News: Field Service Company brings showers, clean laundry to troops in Haiti
Story by Sgt. A.M. LaVey
PORT-AU-PRINCE, Haiti — The 259th Field Service Company, part of the 189th Combat Sustainment Support Battalion, 82nd Sustainment Brigade, based out of Fort Bragg, N.C., arrived here, Feb. 10, to provide the Joint Task Force — Haiti and the 82nd Airborne Division with shower facilities and laundry services.
Two 20-person shower, laundry, and clothing repair teams, bringing with them three trailer-based Laundry Advanced Systems, have set-up shop at Logistical Support Area Sustainer and work to provide Soldiers with two very important, often overlooked services that almost seem almost luxurious in a field environment.
"Soldiers want clean clothes, they have got to get their stuff clean," said Capt. Burton Carlson, commander of the 259th. "We get it clean and return it to them in a timely manner."
The laundry systems, known as LADS, can process 400 pounds of laundry in an hour and with Carlson's two systems at full capacity, can process about 20,000 pounds of laundry per day.
Starting a LADS site in the austere environment of Haiti has been very trying for Carlson and his team.
"Here in Haiti, it has been a challenge because there were no existing facilities, but we were able to get things started and now we keep them going," said Carlson.

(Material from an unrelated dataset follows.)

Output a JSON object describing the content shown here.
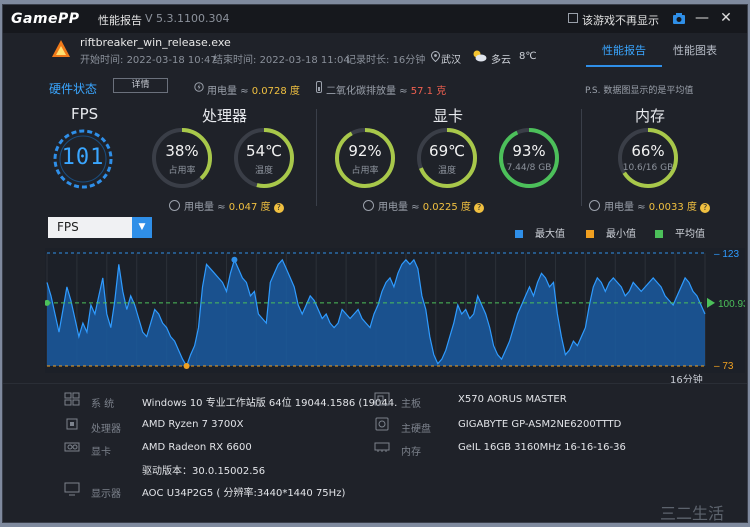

"Before I took command of the 259th, I did not realize the amount of resources it takes to conduct field showers and laundry," said Carlson. "If I don't have water, or fuel or some type of sump that can extract grey water, I can't do my mission. You have to always be thinking: what can I do to make this mission happen?"
"There are so many different pieces in the puzzle to make a field service company work, and we are working with the locals to make this mission a success," he said.
This deployment to Haiti has been a great teaching tool, because the 259th has a lot of newer Soldiers who have yet to deploy.
"This is an opportunity to train my Soldiers and deploy my equipment," said Sgt. 1st Class Kumlai Manigault, a platoon sergeant with the 259th. "I get to know the capabilities and limitations of our Soldiers and equipment."
"When you have a mission, especially in an austere environment such as this, you really get to know your people, their strengths and weaknesses," said Carlson. "You don't get to see it until your unit faces adversity and challenges."
Many Soldiers may not know about field service specialists or what they do here.
Soldier's laundry is collected from around Haiti and brought to LSA Sustainment. The laundry is received, inventoried and separated into mesh bags, 20 pieces of laundry per bag. The mesh bags are then coded with the Soldier's information and then sent to be processed in the LADS. Each LADS has two drums that can fit 35 bundles per drum. It takes once hour to process a load: washing, two rinse cycles, and then it is dried — all in the same drum. From the LADS it goes to another tent, where it is re-inventoried, organized back into the Soldier's laundry bag, and then it is ready to be picked up.
"I like what I do, it's fun and different," said Pvt. Elizabeth Ramirez, a shower/laundry and clothing repair specialist with the 259th.
"We do laundry and keep people clean," she said. "When you get exhausted with this heat and humidity, a fresh shower and clean laundry always makes you feel great."
"This is a good experience and we're learning to interact with the people here outside our normal work environment," Ramirez said. "Being out in the field will help prepare us for our next mission, even though this mission may only be for a short amount of time."
"We have a really good system going on, and I know this mission will go well," said Ramirez.
Even with this type of mission and the new personnel, the 259th FSC is making it happen, helping those who are helping the people of Haiti.
"We bring patience, creativity and hard work — and that is what it takes to make this mission work," said Carlson.
"This mission is doing well only because I have some tenacious Soldiers and noncommissioned officers who are the ones making it happen," said Carlson.